Alas, it was not to be. His goal proved to be a false sign rather than a turning point as VS crashed out in the second round at the hands of RI and SJI. The struggles of the previous years had ended up in disappointment. But even in the face of adversity, Jonathan remains strong. When asked about his hockey journey so far, he says “God is of great importance to me. Even through my failures and difficulties, I can look to Him for strength and always be at peace.”
First. Fourth. Fourth. Nothing. That was VS’s placing in the National School Games over the past 4 years with Jonathan in the team. It suggests their downward spiral as a traditional powerhouse. And Jonathan’s recent performances, which he describes as ‘very bad’, suggests that he is not about to buck that trend. With his career as a student athlete winding down, this represents a shot at redemption.

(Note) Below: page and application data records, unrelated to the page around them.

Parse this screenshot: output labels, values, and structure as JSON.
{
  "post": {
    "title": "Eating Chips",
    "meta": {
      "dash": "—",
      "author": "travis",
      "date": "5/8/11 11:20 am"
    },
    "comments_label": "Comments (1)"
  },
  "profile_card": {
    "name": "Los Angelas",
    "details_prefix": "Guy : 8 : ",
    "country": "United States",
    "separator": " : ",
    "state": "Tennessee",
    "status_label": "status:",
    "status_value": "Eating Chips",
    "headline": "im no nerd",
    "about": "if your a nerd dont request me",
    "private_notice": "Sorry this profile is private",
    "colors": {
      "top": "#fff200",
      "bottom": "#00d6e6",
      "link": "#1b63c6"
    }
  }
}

His journey as a hockey player is at crossroads. Would he follow Henry’s footsteps whose Arsenal stint ended with him immortalised in Arsenal folklore and achieving a unprecedented sextuple at Barcelona? Or would he mimick Arsene Wenger’s post-Highbury sides, going on a trophyless run that spanned a third of his career and stuck in a temporal limbo? Jonathan has had the weight of expectation thrust upon him as he was barely making inroads into a budding hockey journey. Now, after years of crushing defeat, Jonathan Koh is now presented with a clean slate and a chance to write his name in the annals of time. Everyone loves a compelling underdog story and as Jonathan Koh’s story unfolds, we hope the ending will be just that.
Ryan Low, 17S62
Ryan Low is The Victorian Press’ sports correspondent.
Photo: Red Sports